Her mother looked at her intently. Then her voice softened. “I’d no idea you felt like this about your Dad. But, sweetheart, you’ve got it all wrong. I didn’t take that job to pay off his debts. Where on earth did you get that idea from? Yes, there were a few, but they were covered by his life insurance. I took the job in the pub to get me out of the house during the long, lonely evenings. And I love working there. It’s really helping and the people are so nice.”
Jane stared at her mother without speaking for a long, long time. Then, slowly the wall around her heart crumbled and the hard lump that had lodged in her chest ever since that awful day began to dissolve as the tears flowed unchecked down her face.
Her mother put her arms around her and held her close. “It worried me that you never cried for him, darling,” she said, her own voice choked with tears. “It’s time to let go of all that anger. I felt angry too, you know. Still do sometimes, in fact. I look up at the stars some nights and I want to scream and curse at him. It’s all part of the grieving process, so I’m told.”
“Why didn’t he take better care of himself, Mum? Why didn’t he go to the doctor, like we told him to when he first had those chest pains? If he had -“
Her mother put a gentle finger on Jane’s lips. “It was his time,” she said softly. “That’s all. And what you need to do now – what I need to do as well – is focus on the good times we all had together. The grieving process is hard because he was so very, very much loved. But it’s the price you pay for loving someone. A price I’m more than willing to pay. And if I had my time over again, I wouldn’t change a thing – except,” she added with a wry smile, “I’d frogmarch the stubborn old fool to the doctor instead of believing him when he said it was only indigestion.”
An hour later, Jane’s tears had all been spent, her make up repaired and she felt better than she’d done since her father’s death.
She’d also made a discovery. Something her accountancy training should have made her realise sooner.
It was all about debits and credits. The first rule of double entry book-keeping, that she’d learned all those years ago, was that for every debit there is a corresponding credit. That’s what achieved perfect balance. Total opposites, balancing each other out.
Just like she and Conor did. His yin to her yang.
The Three Bells was so packed she had some difficulty getting across the crowded bar. Conor and his band were in the middle of a number. It was one of her favourites and she was disappointed to have missed it. It ended with huge applause and her heart swelled with pride.
Conor held up his hand and spoke into the microphone.
“Thank you so much,” he said. “Now, for our last number, this is a song for a very special lady who sadly can’t be here tonight. I wrote the song for her but I’ll sing it anyway.”
Suddenly, he looked across to where she was standing and a huge smile lit up his face.
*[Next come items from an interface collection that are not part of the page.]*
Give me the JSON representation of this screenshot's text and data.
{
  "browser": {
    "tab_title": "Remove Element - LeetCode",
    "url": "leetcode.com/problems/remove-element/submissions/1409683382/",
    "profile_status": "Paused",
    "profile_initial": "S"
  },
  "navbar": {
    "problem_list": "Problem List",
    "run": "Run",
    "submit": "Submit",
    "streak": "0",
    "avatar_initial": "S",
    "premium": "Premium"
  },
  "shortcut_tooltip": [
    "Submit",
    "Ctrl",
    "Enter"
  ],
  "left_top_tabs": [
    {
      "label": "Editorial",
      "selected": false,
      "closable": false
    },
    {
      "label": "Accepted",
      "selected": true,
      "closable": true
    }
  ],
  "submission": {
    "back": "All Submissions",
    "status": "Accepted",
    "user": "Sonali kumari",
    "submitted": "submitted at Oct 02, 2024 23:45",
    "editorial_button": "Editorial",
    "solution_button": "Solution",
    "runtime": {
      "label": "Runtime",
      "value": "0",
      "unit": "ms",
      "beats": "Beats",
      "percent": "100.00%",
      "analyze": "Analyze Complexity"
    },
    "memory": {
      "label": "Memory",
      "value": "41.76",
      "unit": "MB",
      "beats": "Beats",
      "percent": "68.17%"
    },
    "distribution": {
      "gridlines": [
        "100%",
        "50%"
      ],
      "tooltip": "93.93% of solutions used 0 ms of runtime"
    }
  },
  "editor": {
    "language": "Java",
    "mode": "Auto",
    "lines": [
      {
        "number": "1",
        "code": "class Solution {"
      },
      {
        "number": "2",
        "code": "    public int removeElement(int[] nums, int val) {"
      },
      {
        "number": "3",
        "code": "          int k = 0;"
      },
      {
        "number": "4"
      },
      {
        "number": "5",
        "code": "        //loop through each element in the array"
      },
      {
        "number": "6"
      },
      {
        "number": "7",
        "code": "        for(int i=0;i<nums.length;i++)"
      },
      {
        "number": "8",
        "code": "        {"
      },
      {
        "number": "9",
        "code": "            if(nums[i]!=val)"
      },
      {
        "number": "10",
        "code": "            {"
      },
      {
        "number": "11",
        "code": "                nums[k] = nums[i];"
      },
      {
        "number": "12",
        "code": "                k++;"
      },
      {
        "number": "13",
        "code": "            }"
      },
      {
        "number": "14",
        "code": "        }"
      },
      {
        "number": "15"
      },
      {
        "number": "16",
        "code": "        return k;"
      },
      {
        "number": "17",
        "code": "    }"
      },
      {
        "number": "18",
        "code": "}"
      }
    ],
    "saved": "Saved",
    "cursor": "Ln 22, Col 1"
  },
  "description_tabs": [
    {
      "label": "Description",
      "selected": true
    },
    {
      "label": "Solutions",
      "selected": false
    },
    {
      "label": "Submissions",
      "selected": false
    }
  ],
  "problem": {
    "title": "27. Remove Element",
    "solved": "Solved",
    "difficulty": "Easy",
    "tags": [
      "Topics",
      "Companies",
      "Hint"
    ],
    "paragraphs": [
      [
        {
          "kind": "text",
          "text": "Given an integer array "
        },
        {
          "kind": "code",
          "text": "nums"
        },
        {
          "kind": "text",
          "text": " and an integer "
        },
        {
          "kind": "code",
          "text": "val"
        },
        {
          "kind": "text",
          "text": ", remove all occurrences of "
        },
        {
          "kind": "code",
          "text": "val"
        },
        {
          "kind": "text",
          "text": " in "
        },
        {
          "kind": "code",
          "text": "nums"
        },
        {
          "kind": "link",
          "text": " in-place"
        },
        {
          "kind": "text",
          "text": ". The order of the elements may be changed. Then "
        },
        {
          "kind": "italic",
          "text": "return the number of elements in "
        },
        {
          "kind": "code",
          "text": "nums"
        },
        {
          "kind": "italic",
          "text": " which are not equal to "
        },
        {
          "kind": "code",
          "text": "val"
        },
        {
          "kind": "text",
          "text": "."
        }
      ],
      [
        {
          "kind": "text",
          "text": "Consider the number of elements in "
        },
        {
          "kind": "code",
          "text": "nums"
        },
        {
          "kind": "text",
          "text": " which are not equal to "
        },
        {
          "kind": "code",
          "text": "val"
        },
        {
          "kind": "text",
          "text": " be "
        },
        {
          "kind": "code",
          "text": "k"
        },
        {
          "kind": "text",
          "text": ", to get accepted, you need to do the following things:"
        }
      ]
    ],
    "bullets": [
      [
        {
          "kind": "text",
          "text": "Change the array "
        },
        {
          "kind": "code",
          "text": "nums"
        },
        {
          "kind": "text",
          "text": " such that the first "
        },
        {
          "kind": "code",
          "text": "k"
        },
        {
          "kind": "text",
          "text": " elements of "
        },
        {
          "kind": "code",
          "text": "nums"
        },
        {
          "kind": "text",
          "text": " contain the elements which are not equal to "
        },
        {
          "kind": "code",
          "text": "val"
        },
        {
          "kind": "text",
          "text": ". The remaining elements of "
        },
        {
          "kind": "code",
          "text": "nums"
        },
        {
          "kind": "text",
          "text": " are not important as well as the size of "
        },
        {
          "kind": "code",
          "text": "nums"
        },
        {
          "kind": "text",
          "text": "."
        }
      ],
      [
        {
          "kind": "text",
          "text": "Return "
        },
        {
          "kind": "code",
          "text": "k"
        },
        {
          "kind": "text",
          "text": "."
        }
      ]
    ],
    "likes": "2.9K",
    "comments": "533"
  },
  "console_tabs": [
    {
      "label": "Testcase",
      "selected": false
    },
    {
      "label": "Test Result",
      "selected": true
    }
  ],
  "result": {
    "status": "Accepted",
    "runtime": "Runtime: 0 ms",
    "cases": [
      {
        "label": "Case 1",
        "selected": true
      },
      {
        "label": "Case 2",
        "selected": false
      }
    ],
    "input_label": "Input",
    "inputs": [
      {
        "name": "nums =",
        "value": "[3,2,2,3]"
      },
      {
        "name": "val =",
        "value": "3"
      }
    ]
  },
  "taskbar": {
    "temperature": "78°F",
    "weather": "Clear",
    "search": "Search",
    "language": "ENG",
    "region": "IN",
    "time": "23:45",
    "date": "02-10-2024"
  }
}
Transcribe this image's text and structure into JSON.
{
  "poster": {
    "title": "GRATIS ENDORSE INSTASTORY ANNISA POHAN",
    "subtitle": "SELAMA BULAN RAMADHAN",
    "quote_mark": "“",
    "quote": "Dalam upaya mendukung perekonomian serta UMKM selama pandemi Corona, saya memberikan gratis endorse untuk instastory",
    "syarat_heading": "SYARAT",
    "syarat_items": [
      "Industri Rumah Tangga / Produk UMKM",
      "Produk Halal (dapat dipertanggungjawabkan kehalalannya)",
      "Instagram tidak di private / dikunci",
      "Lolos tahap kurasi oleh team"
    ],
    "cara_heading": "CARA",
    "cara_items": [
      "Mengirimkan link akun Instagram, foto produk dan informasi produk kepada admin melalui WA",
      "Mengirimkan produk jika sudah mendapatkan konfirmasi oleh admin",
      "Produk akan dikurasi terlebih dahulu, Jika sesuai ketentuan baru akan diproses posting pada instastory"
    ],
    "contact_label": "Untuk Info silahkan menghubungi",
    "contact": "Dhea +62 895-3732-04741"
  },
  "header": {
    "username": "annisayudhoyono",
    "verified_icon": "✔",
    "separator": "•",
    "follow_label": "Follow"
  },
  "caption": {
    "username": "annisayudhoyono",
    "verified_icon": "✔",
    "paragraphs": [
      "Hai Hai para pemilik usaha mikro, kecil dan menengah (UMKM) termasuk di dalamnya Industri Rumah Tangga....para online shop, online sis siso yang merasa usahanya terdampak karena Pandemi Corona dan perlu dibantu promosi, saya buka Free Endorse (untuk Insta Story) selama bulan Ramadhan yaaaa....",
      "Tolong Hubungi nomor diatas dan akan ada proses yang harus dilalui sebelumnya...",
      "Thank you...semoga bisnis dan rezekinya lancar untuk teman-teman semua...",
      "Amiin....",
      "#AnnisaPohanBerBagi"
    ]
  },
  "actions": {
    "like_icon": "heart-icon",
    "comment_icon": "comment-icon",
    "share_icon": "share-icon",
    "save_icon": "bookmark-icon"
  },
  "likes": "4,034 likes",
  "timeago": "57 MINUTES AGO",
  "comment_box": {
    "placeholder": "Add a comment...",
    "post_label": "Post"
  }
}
He began to sing.
I spread my dreams at your feet,
My life, my love and my song.
Together we are complete.
One life, one love and one song.
Old accountants needn’t lose their balance, Jane realised. Not if, like her, they’d found the perfect counter-balance.